BH Global Concept Review: Time Trial By Fire!


(Added Note: The new ride also got a photo and a mention in Oregon Cycling Action!)

I got the "Pro treatment" this week. My team manager built up a brand new BH Global Concept time trial bike and brought it out to the Cascade Cycling Classic for me to race this week. This is the just-released 2010 model, revised to meet the now more strictly enforced UCI standards.

The AG2R French Pro Tour team debuted the bike in the Tour de France a couple of weeks ago; now my Ten Speed Drive Cat 1 amateur team has the privilege of unveiling the rig to North America.

A National Road Calendar event may not be the ideal time to debut a new setup. But one of the most important things a cycling team can do is to help them debut new products, get them good exposure, and hope that they're interested in helping us to continue to grow our race program.

We dilligently measured my current setup, built it up with hand-me-down Campagnolo components and Profile Design time trial bars and stem, and a soft-nosed time trial saddle. The bits and pieces were different, but we were able to get a position that felt really good.

The Bike

She's a beauty. Good looks may not directly translate to speed - but this baby definitely looks fast and inspires time trial confidence.

The frame is also a great balance between light weight, beefy tubes for power transfer, and aerodynamics. The front wheel tucks right into the downtube, the rear wheel into the cleverly-curved seat tube.

Did I mention that this bike is LIGHT!? Fully built up, my 54cm bike weighs in at about 17.5 pounds. Considering how aerodynamic and overbuilt the tubes are, this is really impressive for a time trial bike.

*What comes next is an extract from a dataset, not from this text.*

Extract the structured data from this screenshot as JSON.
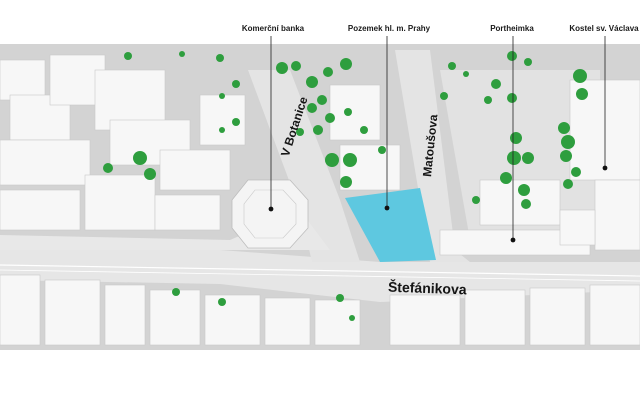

Sweating the Details

The seat mast is semi-integrated, which means the bike can still be disassembled and shipped, there's room for 90mm of seat height adjustment, and you get the aerodynamic advantages of having a beefier, sculpted seat mast and seatpost.

Internal cable routing may sound like a nit-picky nicety. In fact, keeping the cables inside the frame and out of the wind can be a surprisingly huge time savings in races against the clock. The GC Aero does an excellent job running the derailleur and brake cables inside the tubes for almost their entire length.

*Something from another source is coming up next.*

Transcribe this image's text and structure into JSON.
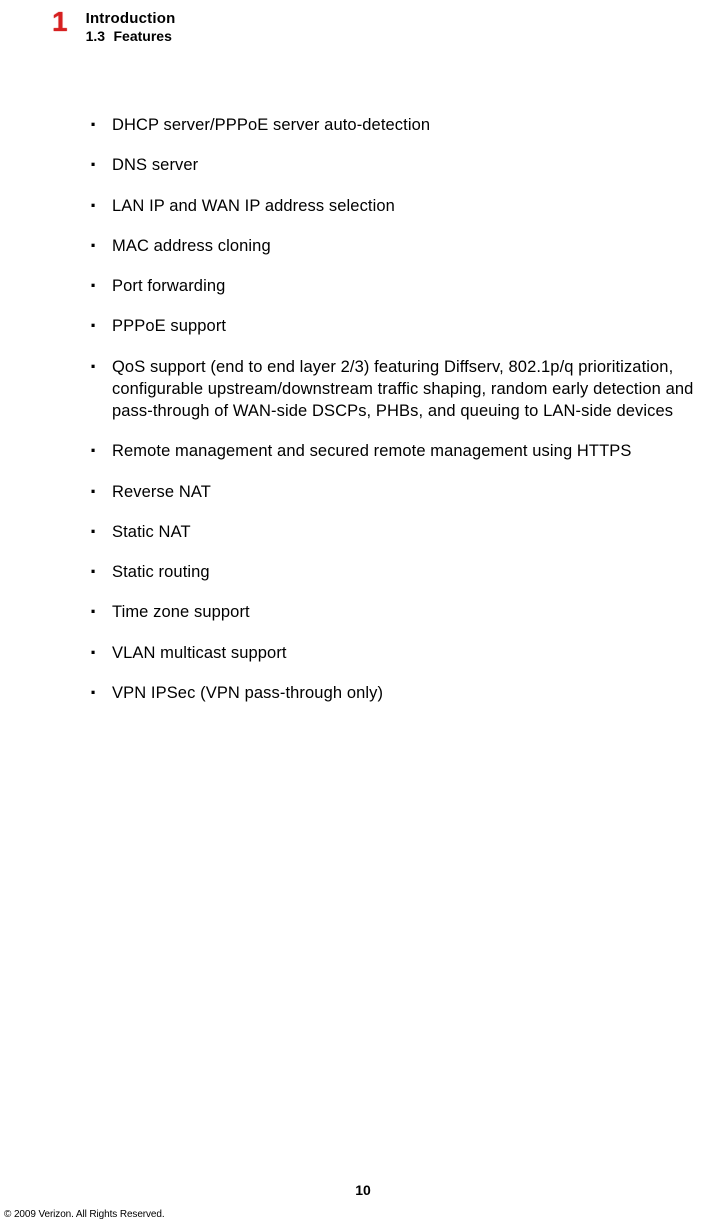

Overall Performance

The bike felt amazing in today's hilly 25km event. The ride quality is incredibly smooth and all of my efforts translated directly into forward momentum. The bike ripped through the corners on the 45mph long return descent - it didn't at all feel like I was on a new unfamiliar ride.

There are only a handful of "next generation" time trial bikes that I'd recommend to prospective buyers: Felt, Cervelo, and Trek. BH has now announced its presence in that elite circle.

It's a little early to tell how the BH compares to its predecessor, my 2007 Felt B2, also an excellent ride. The BH is significantly lighter and definitely seems to be in the same ballpark for flat out speed.

Today's debut event was a trial run of the Elite National Championships coming up next week. I still have some more fine-tuning to do with my hand position PowerTap routing, etc, but I'm looking forward to piloting my new sexy steed to the best result I can muster.

BH Bikes is the most established bike company you may have never heard of. Beistegui Hermanos or "Beistegui Brothers" is a Spanish company that's been around since 1909, but their bikes have only come to the United States in the past 3 years. See the BH Bikes website for more info.

No comments: